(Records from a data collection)
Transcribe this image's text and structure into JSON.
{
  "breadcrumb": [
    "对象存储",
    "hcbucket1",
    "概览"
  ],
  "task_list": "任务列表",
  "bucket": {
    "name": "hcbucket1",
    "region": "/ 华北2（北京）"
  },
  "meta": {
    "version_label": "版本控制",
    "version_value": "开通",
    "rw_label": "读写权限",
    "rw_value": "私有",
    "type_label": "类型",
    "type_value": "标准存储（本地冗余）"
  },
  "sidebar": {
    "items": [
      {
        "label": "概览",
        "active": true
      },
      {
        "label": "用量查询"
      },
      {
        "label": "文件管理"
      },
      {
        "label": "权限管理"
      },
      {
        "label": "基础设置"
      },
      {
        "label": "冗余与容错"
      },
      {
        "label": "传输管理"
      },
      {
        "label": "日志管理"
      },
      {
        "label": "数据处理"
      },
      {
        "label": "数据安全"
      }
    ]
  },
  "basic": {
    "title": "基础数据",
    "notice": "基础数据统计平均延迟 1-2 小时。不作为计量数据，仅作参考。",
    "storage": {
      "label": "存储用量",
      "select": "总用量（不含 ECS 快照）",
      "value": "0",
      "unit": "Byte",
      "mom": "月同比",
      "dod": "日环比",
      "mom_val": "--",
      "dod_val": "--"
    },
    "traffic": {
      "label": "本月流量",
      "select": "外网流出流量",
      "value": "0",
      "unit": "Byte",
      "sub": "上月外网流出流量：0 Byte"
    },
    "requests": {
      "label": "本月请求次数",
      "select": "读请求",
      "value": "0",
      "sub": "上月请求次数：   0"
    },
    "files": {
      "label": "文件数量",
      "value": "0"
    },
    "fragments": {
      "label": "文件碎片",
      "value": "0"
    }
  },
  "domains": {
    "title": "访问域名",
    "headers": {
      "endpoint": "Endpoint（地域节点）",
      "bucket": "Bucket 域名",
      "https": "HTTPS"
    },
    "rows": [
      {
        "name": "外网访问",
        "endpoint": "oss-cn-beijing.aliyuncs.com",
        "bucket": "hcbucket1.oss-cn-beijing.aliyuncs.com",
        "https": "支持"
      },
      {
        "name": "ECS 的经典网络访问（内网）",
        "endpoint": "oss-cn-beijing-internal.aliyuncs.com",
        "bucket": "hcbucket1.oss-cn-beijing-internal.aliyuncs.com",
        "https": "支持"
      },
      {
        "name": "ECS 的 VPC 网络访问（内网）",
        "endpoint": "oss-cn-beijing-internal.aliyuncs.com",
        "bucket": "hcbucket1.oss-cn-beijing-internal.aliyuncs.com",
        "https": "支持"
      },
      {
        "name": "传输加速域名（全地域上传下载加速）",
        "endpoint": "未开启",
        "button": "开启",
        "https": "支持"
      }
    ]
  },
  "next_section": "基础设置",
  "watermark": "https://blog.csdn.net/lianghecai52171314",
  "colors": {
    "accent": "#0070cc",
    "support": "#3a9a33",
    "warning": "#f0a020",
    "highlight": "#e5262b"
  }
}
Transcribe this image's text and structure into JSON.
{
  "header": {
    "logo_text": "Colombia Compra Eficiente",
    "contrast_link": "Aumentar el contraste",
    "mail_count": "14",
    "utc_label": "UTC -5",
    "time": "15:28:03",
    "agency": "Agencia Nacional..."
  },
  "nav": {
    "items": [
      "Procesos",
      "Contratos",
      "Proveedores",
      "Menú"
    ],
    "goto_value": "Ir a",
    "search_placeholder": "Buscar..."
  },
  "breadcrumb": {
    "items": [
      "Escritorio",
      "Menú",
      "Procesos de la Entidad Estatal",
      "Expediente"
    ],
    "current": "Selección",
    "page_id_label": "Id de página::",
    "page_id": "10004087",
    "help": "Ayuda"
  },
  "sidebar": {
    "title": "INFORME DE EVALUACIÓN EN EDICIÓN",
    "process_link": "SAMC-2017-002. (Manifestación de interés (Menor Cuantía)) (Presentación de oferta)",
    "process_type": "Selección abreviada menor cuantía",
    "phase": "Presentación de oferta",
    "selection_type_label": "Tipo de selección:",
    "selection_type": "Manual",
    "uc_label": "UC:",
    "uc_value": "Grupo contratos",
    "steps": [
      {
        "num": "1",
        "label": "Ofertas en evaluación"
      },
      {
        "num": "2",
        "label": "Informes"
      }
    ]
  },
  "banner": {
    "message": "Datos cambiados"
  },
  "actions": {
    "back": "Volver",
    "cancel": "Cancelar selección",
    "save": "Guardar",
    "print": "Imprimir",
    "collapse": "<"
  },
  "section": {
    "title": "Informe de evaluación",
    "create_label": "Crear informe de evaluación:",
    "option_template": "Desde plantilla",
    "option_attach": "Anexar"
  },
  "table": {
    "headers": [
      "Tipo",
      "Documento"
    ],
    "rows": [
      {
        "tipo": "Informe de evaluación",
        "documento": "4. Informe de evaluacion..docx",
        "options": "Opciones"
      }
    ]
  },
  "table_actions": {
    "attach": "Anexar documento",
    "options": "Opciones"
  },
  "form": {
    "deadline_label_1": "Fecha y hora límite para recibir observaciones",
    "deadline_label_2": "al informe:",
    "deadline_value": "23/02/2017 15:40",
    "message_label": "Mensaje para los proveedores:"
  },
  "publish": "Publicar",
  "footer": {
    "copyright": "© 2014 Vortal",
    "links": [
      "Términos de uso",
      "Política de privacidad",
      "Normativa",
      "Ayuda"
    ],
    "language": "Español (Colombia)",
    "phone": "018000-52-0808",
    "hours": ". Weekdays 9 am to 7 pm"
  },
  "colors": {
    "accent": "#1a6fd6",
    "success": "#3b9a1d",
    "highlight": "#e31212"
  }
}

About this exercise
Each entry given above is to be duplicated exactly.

Answer space
Transcribe this image's text and structure into JSON.
{
  "breadcrumb": [
    "对象存储",
    "hcbucket1",
    "概览"
  ],
  "task_list": "任务列表",
  "bucket": {
    "name": "hcbucket1",
    "region": "/ 华北2（北京）"
  },
  "meta": {
    "version_label": "版本控制",
    "version_value": "开通",
    "rw_label": "读写权限",
    "rw_value": "私有",
    "type_label": "类型",
    "type_value": "标准存储（本地冗余）"
  },
  "sidebar": {
    "items": [
      {
        "label": "概览",
        "active": true
      },
      {
        "label": "用量查询"
      },
      {
        "label": "文件管理"
      },
      {
        "label": "权限管理"
      },
      {
        "label": "基础设置"
      },
      {
        "label": "冗余与容错"
      },
      {
        "label": "传输管理"
      },
      {
        "label": "日志管理"
      },
      {
        "label": "数据处理"
      },
      {
        "label": "数据安全"
      }
    ]
  },
  "basic": {
    "title": "基础数据",
    "notice": "基础数据统计平均延迟 1-2 小时。不作为计量数据，仅作参考。",
    "storage": {
      "label": "存储用量",
      "select": "总用量（不含 ECS 快照）",
      "value": "0",
      "unit": "Byte",
      "mom": "月同比",
      "dod": "日环比",
      "mom_val": "--",
      "dod_val": "--"
    },
    "traffic": {
      "label": "本月流量",
      "select": "外网流出流量",
      "value": "0",
      "unit": "Byte",
      "sub": "上月外网流出流量：0 Byte"
    },
    "requests": {
      "label": "本月请求次数",
      "select": "读请求",
      "value": "0",
      "sub": "上月请求次数：   0"
    },
    "files": {
      "label": "文件数量",
      "value": "0"
    },
    "fragments": {
      "label": "文件碎片",
      "value": "0"
    }
  },
  "domains": {
    "title": "访问域名",
    "headers": {
      "endpoint": "Endpoint（地域节点）",
      "bucket": "Bucket 域名",
      "https": "HTTPS"
    },
    "rows": [
      {
        "name": "外网访问",
        "endpoint": "oss-cn-beijing.aliyuncs.com",
        "bucket": "hcbucket1.oss-cn-beijing.aliyuncs.com",
        "https": "支持"
      },
      {
        "name": "ECS 的经典网络访问（内网）",
        "endpoint": "oss-cn-beijing-internal.aliyuncs.com",
        "bucket": "hcbucket1.oss-cn-beijing-internal.aliyuncs.com",
        "https": "支持"
      },
      {
        "name": "ECS 的 VPC 网络访问（内网）",
        "endpoint": "oss-cn-beijing-internal.aliyuncs.com",
        "bucket": "hcbucket1.oss-cn-beijing-internal.aliyuncs.com",
        "https": "支持"
      },
      {
        "name": "传输加速域名（全地域上传下载加速）",
        "endpoint": "未开启",
        "button": "开启",
        "https": "支持"
      }
    ]
  },
  "next_section": "基础设置",
  "watermark": "https://blog.csdn.net/lianghecai52171314",
  "colors": {
    "accent": "#0070cc",
    "support": "#3a9a33",
    "warning": "#f0a020",
    "highlight": "#e5262b"
  }
}
Transcribe this image's text and structure into JSON.
{
  "header": {
    "logo_text": "Colombia Compra Eficiente",
    "contrast_link": "Aumentar el contraste",
    "mail_count": "14",
    "utc_label": "UTC -5",
    "time": "15:28:03",
    "agency": "Agencia Nacional..."
  },
  "nav": {
    "items": [
      "Procesos",
      "Contratos",
      "Proveedores",
      "Menú"
    ],
    "goto_value": "Ir a",
    "search_placeholder": "Buscar..."
  },
  "breadcrumb": {
    "items": [
      "Escritorio",
      "Menú",
      "Procesos de la Entidad Estatal",
      "Expediente"
    ],
    "current": "Selección",
    "page_id_label": "Id de página::",
    "page_id": "10004087",
    "help": "Ayuda"
  },
  "sidebar": {
    "title": "INFORME DE EVALUACIÓN EN EDICIÓN",
    "process_link": "SAMC-2017-002. (Manifestación de interés (Menor Cuantía)) (Presentación de oferta)",
    "process_type": "Selección abreviada menor cuantía",
    "phase": "Presentación de oferta",
    "selection_type_label": "Tipo de selección:",
    "selection_type": "Manual",
    "uc_label": "UC:",
    "uc_value": "Grupo contratos",
    "steps": [
      {
        "num": "1",
        "label": "Ofertas en evaluación"
      },
      {
        "num": "2",
        "label": "Informes"
      }
    ]
  },
  "banner": {
    "message": "Datos cambiados"
  },
  "actions": {
    "back": "Volver",
    "cancel": "Cancelar selección",
    "save": "Guardar",
    "print": "Imprimir",
    "collapse": "<"
  },
  "section": {
    "title": "Informe de evaluación",
    "create_label": "Crear informe de evaluación:",
    "option_template": "Desde plantilla",
    "option_attach": "Anexar"
  },
  "table": {
    "headers": [
      "Tipo",
      "Documento"
    ],
    "rows": [
      {
        "tipo": "Informe de evaluación",
        "documento": "4. Informe de evaluacion..docx",
        "options": "Opciones"
      }
    ]
  },
  "table_actions": {
    "attach": "Anexar documento",
    "options": "Opciones"
  },
  "form": {
    "deadline_label_1": "Fecha y hora límite para recibir observaciones",
    "deadline_label_2": "al informe:",
    "deadline_value": "23/02/2017 15:40",
    "message_label": "Mensaje para los proveedores:"
  },
  "publish": "Publicar",
  "footer": {
    "copyright": "© 2014 Vortal",
    "links": [
      "Términos de uso",
      "Política de privacidad",
      "Normativa",
      "Ayuda"
    ],
    "language": "Español (Colombia)",
    "phone": "018000-52-0808",
    "hours": ". Weekdays 9 am to 7 pm"
  },
  "colors": {
    "accent": "#1a6fd6",
    "success": "#3b9a1d",
    "highlight": "#e31212"
  }
}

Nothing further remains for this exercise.